Health screenings are medical tests or procedures performed on members of an asymptomatic population or population subgroup to assess their likelihood of having a particular disease. The goal of health screening is to identify individuals who are at high risk for a disease so that they can receive early diagnosis and treatment, which can improve their chances of survival and quality of life.
There are many different types of health screenings available, each with its own benefits and risks. Some common health screenings include:
- Cholesterol screening: This test measures the levels of cholesterol and other fats in the blood. High cholesterol levels can increase the risk of heart disease and stroke.
- Blood pressure screening: This test measures the force of blood against the walls of the arteries. High blood pressure can increase the risk of heart disease, stroke, and kidney disease.
- Diabetes screening: This test measures the levels of blood sugar. Diabetes is a chronic disease that affects how the body uses glucose for energy.

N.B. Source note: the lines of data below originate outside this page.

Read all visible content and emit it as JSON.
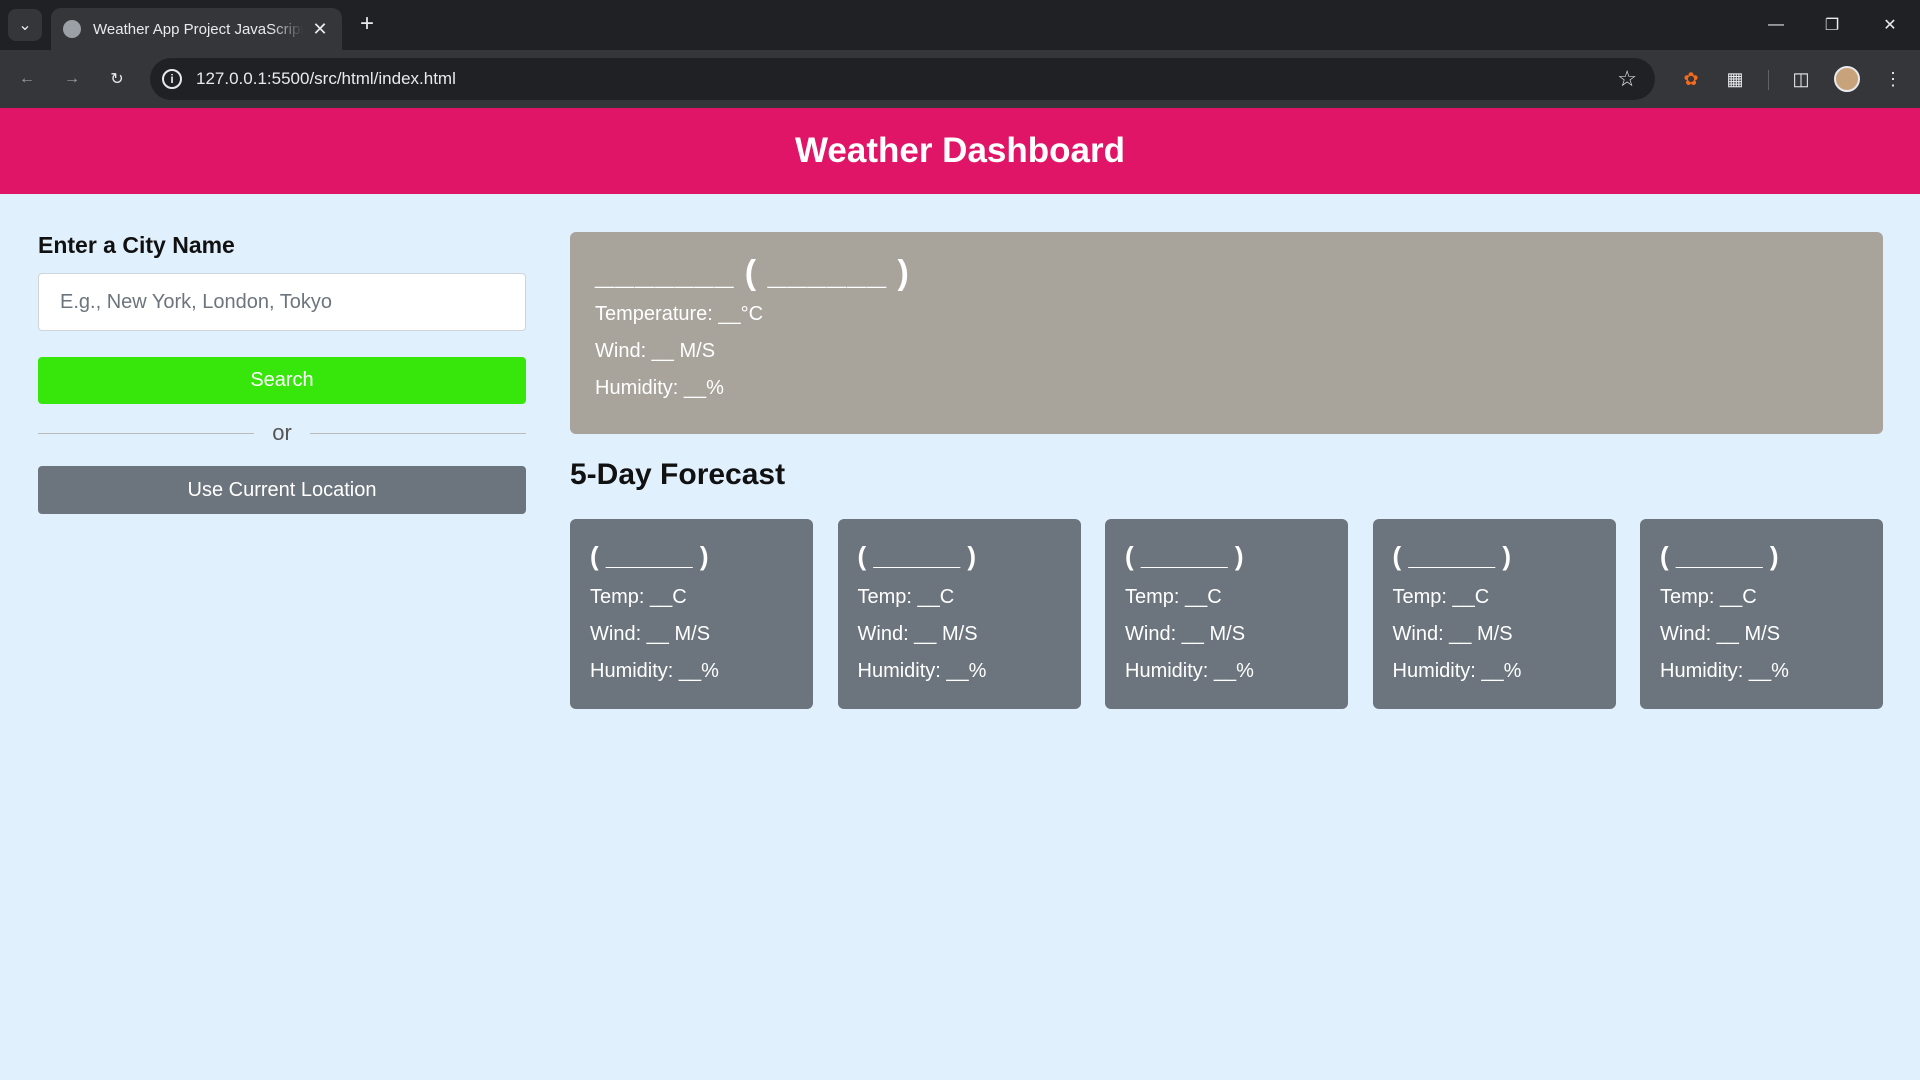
{
  "browser": {
    "tab_title": "Weather App Project JavaScript",
    "url": "127.0.0.1:5500/src/html/index.html"
  },
  "header": {
    "title": "Weather Dashboard"
  },
  "search": {
    "label": "Enter a City Name",
    "placeholder": "E.g., New York, London, Tokyo",
    "search_button": "Search",
    "divider_text": "or",
    "location_button": "Use Current Location"
  },
  "current": {
    "title": "_______ ( ______ )",
    "temperature": "Temperature: __°C",
    "wind": "Wind: __ M/S",
    "humidity": "Humidity: __%"
  },
  "forecast": {
    "heading": "5-Day Forecast",
    "cards": [
      {
        "title": "( ______ )",
        "temp": "Temp: __C",
        "wind": "Wind: __ M/S",
        "humidity": "Humidity: __%"
      },
      {
        "title": "( ______ )",
        "temp": "Temp: __C",
        "wind": "Wind: __ M/S",
        "humidity": "Humidity: __%"
      },
      {
        "title": "( ______ )",
        "temp": "Temp: __C",
        "wind": "Wind: __ M/S",
        "humidity": "Humidity: __%"
      },
      {
        "title": "( ______ )",
        "temp": "Temp: __C",
        "wind": "Wind: __ M/S",
        "humidity": "Humidity: __%"
      },
      {
        "title": "( ______ )",
        "temp": "Temp: __C",
        "wind": "Wind: __ M/S",
        "humidity": "Humidity: __%"
      }
    ]
  },
  "colors": {
    "header_bg": "#e01567",
    "page_bg": "#e1f0fd",
    "search_button": "#37e60a",
    "secondary_button": "#6c757d",
    "current_card": "#a8a39b",
    "forecast_card": "#6c757d"
  }
}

- Breast cancer screening: This test can detect breast cancer in its early stages, when it is most treatable. There are two main types of breast cancer screening: mammograms and clinical breast exams.
- Cervical cancer screening: This test can detect cervical cancer in its early stages, when it is most treatable. There are two main types of cervical cancer screening: Pap tests and HPV tests.
- Colorectal cancer screening: This test can detect colorectal cancer in its early stages, when it is most treatable. There are several different types of colorectal cancer screening, including colonoscopies, sigmoidoscopies, and fecal occult blood tests.
The benefits of health screening include:
- Early detection of disease: Health screening can help to identify individuals who have a disease in its early stages when it is most treatable. This can improve the chances of survival and quality of life.
- Prevention of disease: In some cases, health screening can help to prevent disease by identifying individuals who are at high risk and providing them with interventions to reduce their risk. For example, cholesterol screening can help to identify individuals who are at risk for heart disease and stroke, and these individuals can then be prescribed medications or lifestyle changes to lower their cholesterol levels.
- Improved quality of life: Health screening can help to improve the quality of life by identifying and treating diseases early on before they cause symptoms. This can help to prevent disability and chronic pain.
The risks of health screening include:
- False positives: A false positive is when a screening test result is positive, but the individual does not actually have the disease. This can lead to anxiety and unnecessary testing and treatment.
- False negatives: A false negative is when a screening test result is negative, but the individual actually has the disease. This can lead to delayed diagnosis and treatment, which can reduce the chances of survival and quality of life.
- Overdiagnosis: Overdiagnosis is when a disease is diagnosed in an individual who would not have developed symptoms or died from the disease in their lifetime. This can lead to unnecessary treatment and side effects.
- Cost: Health screening can be expensive, and not all insurance plans cover it.
The decision of whether or not to undergo health screening is a personal one that should be made after discussing the benefits and risks with a healthcare provider. It is important to consider the individual’s age, sex, family history, and other risk factors when making this decision.
Here are some additional things to keep in mind about health screenings:
- Health screenings are not a substitute for regular medical checkups. Regular checkups allow your healthcare provider to assess your overall health and discuss any concerns you may have.
- Health screenings should be repeated on a regular basis, as recommended by your healthcare provider. This is because the risk of developing certain diseases can change over time.
- If you have any questions or concerns about health screenings, you should talk to your healthcare provider.